I'm not saying play it long. Maybe if they can't play it long, chip it to the full-back as Chelsea did on the second goal. You say managers shouldn't adapt, but three or four years ago we lauded Arsene Wenger when he went to Manchester City and changed his plan and got a great result. Do you expect every single team to play exactly the same way, no matter where they go?
NEV: No, but since that point a big change has happened in football coaching and in education. If you've got children at home you set standards of how you want them to behave. If they start to not do it and you let them get away with it they will walk all over you.
Pep Guardiola, Jurgen Klopp and Mauricio Pochettino don't have a plan B, they make plan A better. That is a different way of looking at it than we were used to. I played in a team that could counter-attack, go long or keep possession - we adapted during games. It's different now.
CARRA: But you've criticised people on this show for not having that plan…
NEV: We've never criticised Sam Allardyce or anybody for their style. We've always appreciated different styles. We've never asked a manager to change his style and you're asking him to change his style.
CARRA: I'm not asking him to change his style.
NEV: You are.
CARRA: I'm asking him to adapt and not leave himself in situations. Seven or eight times in that game they could have conceded a goal.
NEV: After five weeks?
CARRA: Hold on, I haven't finished…
NEV: Jamie's little PowerPoint that he's done here is lovely.
CARRA: You should have taken it to Valencia…
NEV: Goalkeeper comfortable on the ball? If Petr Cech isn't comfortable then he will bring [Bernd Leno] in. Start attacks from the back? If they can't he will bring new defenders in.
NEV: Hang on a second. The high defensive line? Pochettino does it, Guardiola does it. If he can't do it then he will get Mustafi out and bring somebody else in. Press from the front? If Ozil won't do it then he will get him out.
CARRA: That's not what we're talking about.

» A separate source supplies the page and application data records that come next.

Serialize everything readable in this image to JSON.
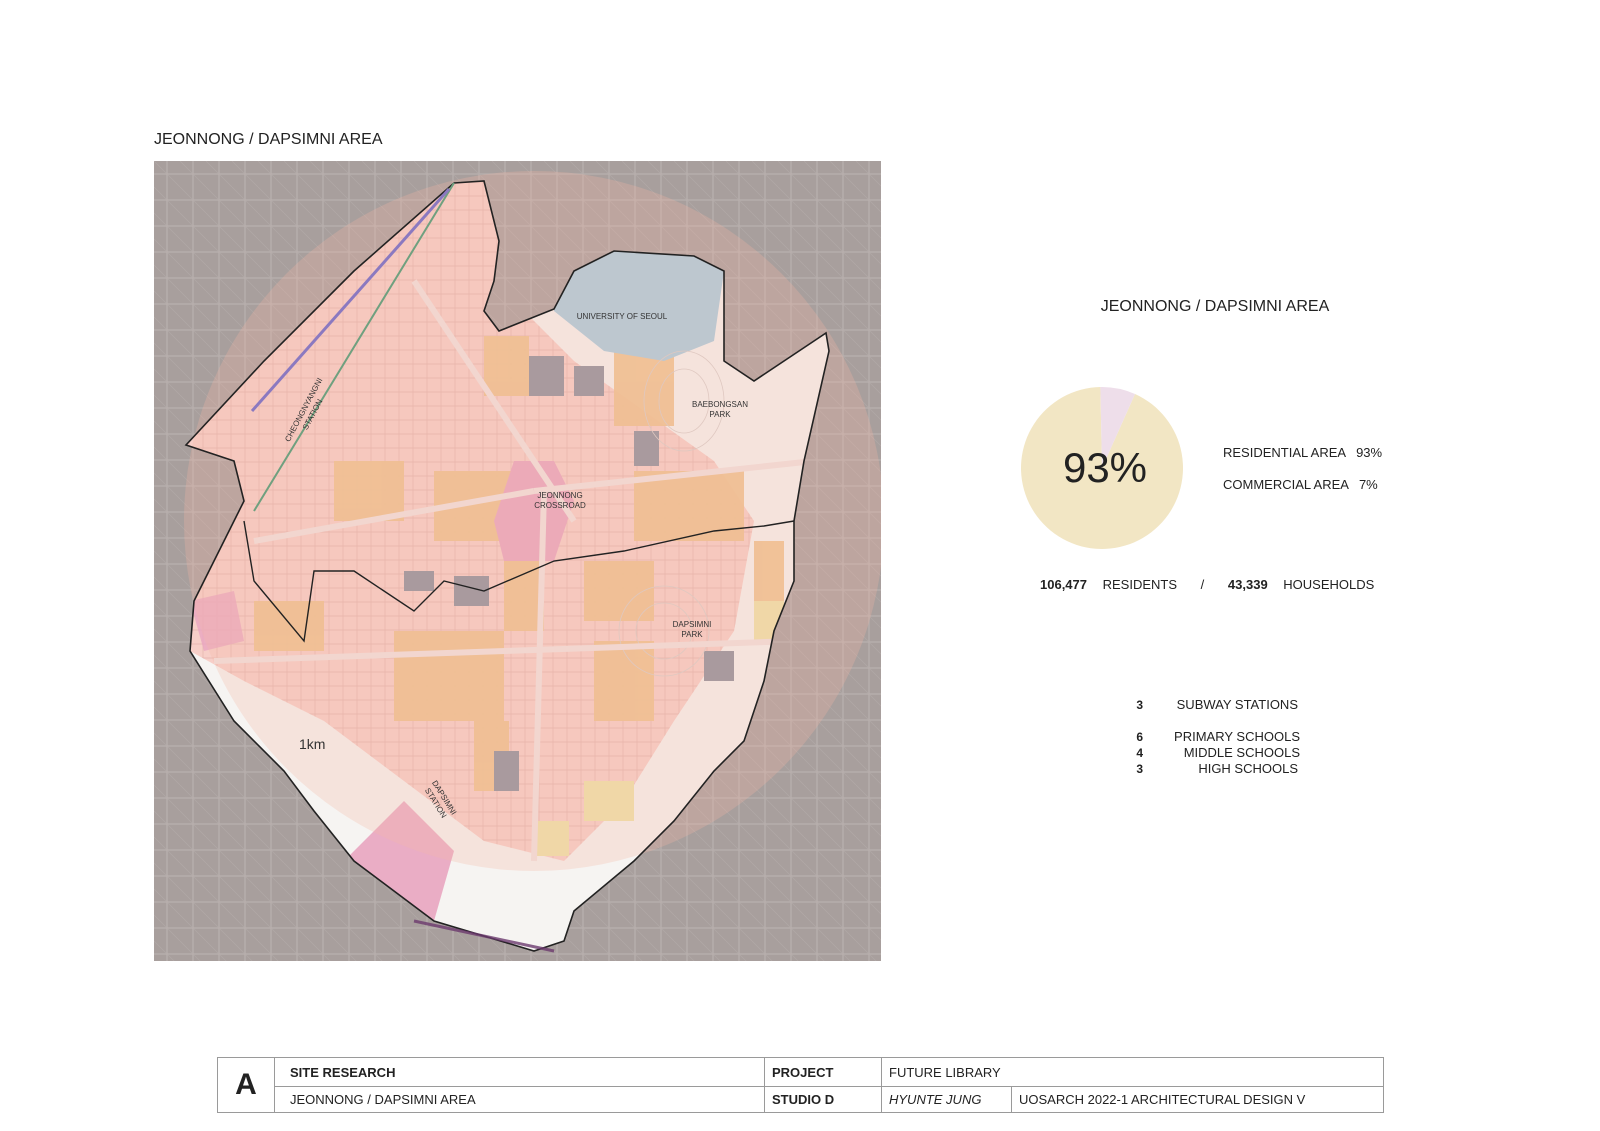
{
  "map": {
    "title": "JEONNONG / DAPSIMNI AREA",
    "radius_label": "1km",
    "labels": {
      "university": "UNIVERSITY OF SEOUL",
      "baebongsan_1": "BAEBONGSAN",
      "baebongsan_2": "PARK",
      "cheongnyangni_1": "CHEONGNYANGNI",
      "cheongnyangni_2": "STATION",
      "jeonnong_1": "JEONNONG",
      "jeonnong_2": "CROSSROAD",
      "dapsimni_park_1": "DAPSIMNI",
      "dapsimni_park_2": "PARK",
      "dapsimni_station_1": "DAPSIMNI",
      "dapsimni_station_2": "STATION"
    },
    "colors": {
      "background": "#a89f9d",
      "residential": "#f7cfc8",
      "apartment": "#efc38e",
      "commercial": "#e9a5c0",
      "university": "#a8cde0",
      "school": "#efe3a8",
      "institution": "#8d8f9b",
      "outline": "#222222"
    }
  },
  "stats": {
    "title": "JEONNONG / DAPSIMNI AREA",
    "pie_center_label": "93%",
    "residential_label": "RESIDENTIAL AREA",
    "residential_value": "93%",
    "commercial_label": "COMMERCIAL AREA",
    "commercial_value": "7%",
    "residents_value": "106,477",
    "residents_label": "RESIDENTS",
    "separator": "/",
    "households_value": "43,339",
    "households_label": "HOUSEHOLDS",
    "colors": {
      "residential": "#f2e6c4",
      "commercial": "#eedeea"
    }
  },
  "chart_data": {
    "type": "pie",
    "categories": [
      "RESIDENTIAL AREA",
      "COMMERCIAL AREA"
    ],
    "values": [
      93,
      7
    ],
    "title": ""
  },
  "facilities": [
    {
      "count": "3",
      "label": "SUBWAY STATIONS"
    },
    {
      "count": "6",
      "label": "PRIMARY SCHOOLS"
    },
    {
      "count": "4",
      "label": "MIDDLE SCHOOLS"
    },
    {
      "count": "3",
      "label": "HIGH SCHOOLS"
    }
  ],
  "title_block": {
    "letter": "A",
    "section_label": "SITE RESEARCH",
    "section_value": "JEONNONG / DAPSIMNI AREA",
    "project_label": "PROJECT",
    "project_value": "FUTURE LIBRARY",
    "studio_label": "STUDIO D",
    "author": "HYUNTE JUNG",
    "course": "UOSARCH 2022-1 ARCHITECTURAL DESIGN V"
  }
}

NEV: Don't change your ideas. This is the idea that all football mangers now want to go to.
CARRA: Yes, you're saying he's going to get these players out. I'm not saying his idea is wrong - it's what the best teams in the country do - but right now there's nobody in that teams that tick those boxes. You're talking about a lot of pain and the idea of a four or five-year contract, but what you were saying before about how you bring your children up is an Academy coach's way of thinking. Emery has got to get results. It is Arsenal Football Club. They should be A*, graduating for university people at that club.
NEV: In the first year they will be working it out, implementing his ideas and they'll be fifth or sixth. Next year they should be challenging for the top four after three transfer windows. The year after he should be moving up towards first, second or third.
My view is this is a three-year project to try and get his ideas into the players. The last thing he should do in the early phase is lose control of the dressing room by adapting and taking away his principles.
CARRA: Will he get three years? He'll have to get results. He'll get 12 months and he'll start the next season. I don't think Arsenal are going to sack Emery and they shouldn't no matter what. But I can't believe the idea that we can't ask the top-level people in the Premier League to adapt in a football game. You're telling me you can't give footballers certain other messages and they can't understand football that much.
NEV: Walk into a dressing room for four or five months and try and do it. You'll find the difficulty of trying to tell players three or four different instructions for the same role.
CARRA: The way we grew up… you can't coach players like that no more?
NEV: It's different! You've got to adapt.
CARRA: Why's it different?
NEV: We've got to adapt as coaches, not the players! The players have changed and education has changed. Young people have changed.
CARRA: You sound like the Education Secretary!
NEV: You sound like a prehistoric old man!